Scientists have used a spectroscopy technique to identify and characterize microplastics in the human placenta. The study published in the journal Science of The Total Environment provides a detailed overview of the size, shape, and nature of microplastics found in the placenta.
Study: Identification of microplastics in human placenta using laser direct infrared spectroscopy. Image Credit: Forance / Shutterstock
Microplastics are small plastic particles of less than 5 mm in size. These potent environmental contaminants are distributed ubiquitously in foods, drinking water, and salts. As a result, microplastics can enter the human body through ingestion and inhalation and induce various adverse health effects.
In prior research, microplastics have been detected in the human lungs, colon, placenta, stool, and blood. Microplastics that are very small in size can efficiently cross cell membranes to enter the bloodstream and subsequently accumulate in various organs, including the placenta.
The placenta acts as the primary interface between maternal and fetal environments. It provides nutrients and oxygen to the fetus through the umbilical cord. Thus, the presence of microplastics in the placenta may increase the risk of fetal exposure and potential health hazards.
In the current study, scientists in China used laser direct infrared spectroscopy to detect and characterize microplastics in the human placenta. This laser-based imaging and spectroscopy technique accurately captures particles of varied sizes and shapes. In addition, since the technique is fully automated, human interference can also be eliminated.
A total of 17 human placentas were analyzed in the study using laser direct infrared spectroscopy. Microplastics were detected in all tested placentas. The average abundance was 2.7 particles per gram of placenta.

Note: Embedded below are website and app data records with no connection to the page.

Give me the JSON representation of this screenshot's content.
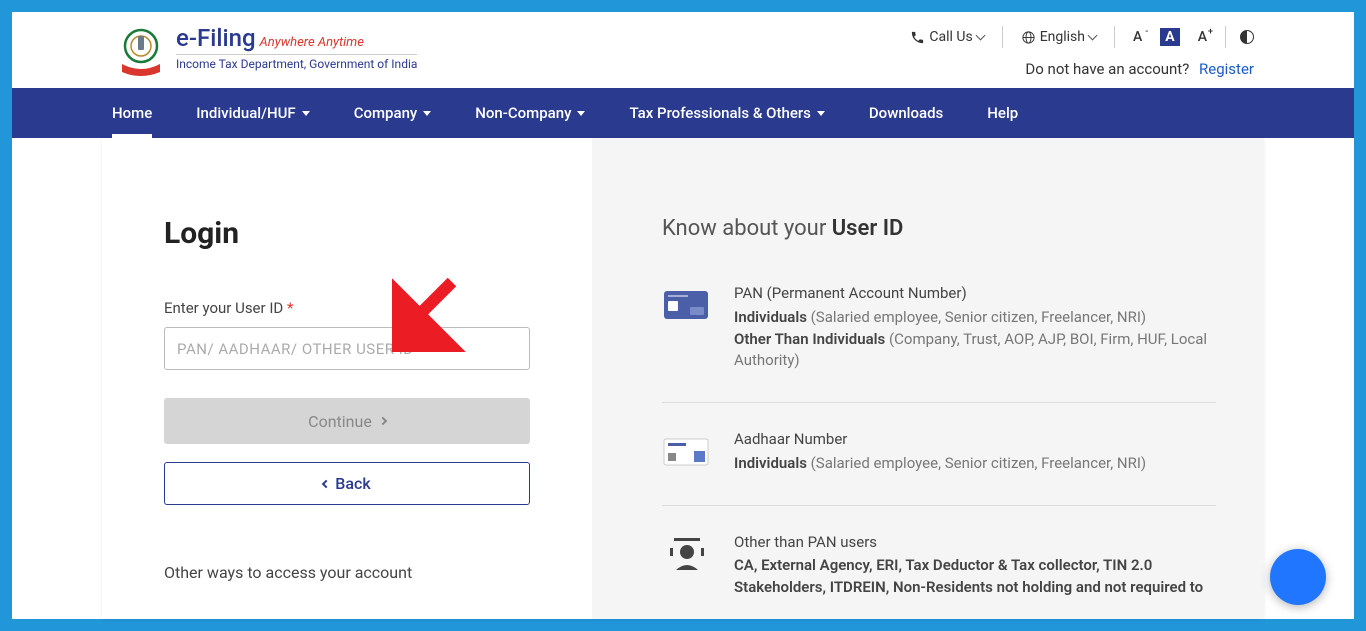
{
  "header": {
    "logo_main": "e-Filing",
    "logo_tag": "Anywhere Anytime",
    "logo_sub": "Income Tax Department, Government of India",
    "call_us": "Call Us",
    "language": "English",
    "no_account": "Do not have an account?",
    "register": "Register"
  },
  "nav": {
    "home": "Home",
    "individual": "Individual/HUF",
    "company": "Company",
    "noncompany": "Non-Company",
    "taxpro": "Tax Professionals & Others",
    "downloads": "Downloads",
    "help": "Help"
  },
  "login": {
    "title": "Login",
    "label": "Enter your User ID",
    "required": "*",
    "placeholder": "PAN/ AADHAAR/ OTHER USER ID",
    "continue": "Continue",
    "back": "Back",
    "other_ways": "Other ways to access your account"
  },
  "info": {
    "title_prefix": "Know about your ",
    "title_strong": "User ID",
    "pan": {
      "heading": "PAN (Permanent Account Number)",
      "individuals_label": "Individuals",
      "individuals_text": " (Salaried employee, Senior citizen, Freelancer, NRI)",
      "other_label": "Other Than Individuals",
      "other_text": " (Company, Trust, AOP, AJP, BOI, Firm, HUF, Local Authority)"
    },
    "aadhaar": {
      "heading": "Aadhaar Number",
      "individuals_label": "Individuals",
      "individuals_text": " (Salaried employee, Senior citizen, Freelancer, NRI)"
    },
    "other": {
      "heading": "Other than PAN users",
      "line1a": "CA, External Agency, ERI, Tax Deductor & Tax collector, TIN 2.0 Stakeholders, ITDREIN, ",
      "line1b": "Non-Residents not holding and not required to"
    }
  }
}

Among detected microplastics, 11 polymer types were identified. Polyvinyl chloride was the most frequently seen polymer, with an average abundance of 1.19 particles per gram of placenta.
The other detected polymers were polypropylene, polybutylene succinate, polyethylene terephthalate, polycarbonate, polystyrene, polyamide, polyethylene, polyacrylamide, and polysulfone.
A high prevalence of polyvinyl chloride and polypropylene was observed in the placenta. A significant variation in size was found between various polymer types. Polyvinyl chloride, polypropylene, and polyethylene terephthalate were the main polymers in size ranges of 20–100 μm, 100–200 μm, and >200 μm, respectively.
Based on the basic properties, four subgroups of microplastics were detected, including fragment, fiber, film, and subspherical particle. The most predominant subgroup was fragments, followed by fibers, films, and subspherical particles.
Among microplastics ranging 20–200 μm, a fragment was the most dominant shape. However, fibers were dominant among microplastics larger than 200 μm. About 80% of the detected microplastics were 20–100 μm in size. The rest were 100–200 μm and larger than 200 μm.
The study identifies microplastics in the human placenta, with polyvinyl chloride and polypropylene being the predominantly detected polymers. The majority of microplastics are smaller than 100 μm in size.
Studies have shown that smaller particles have a higher ability to cross the placenta and translocate to the fetus. Moreover, polyvinyl chloride and polypropylene induce potential health hazards, including oxidative stress, reproductive system dysfunction, carcinogenesis, and immune system dysfunction.
Given these potential health hazards, scientists recommend performing more studies to determine the prevalence of microplastics in the human fetus and their potential impact on fetal development.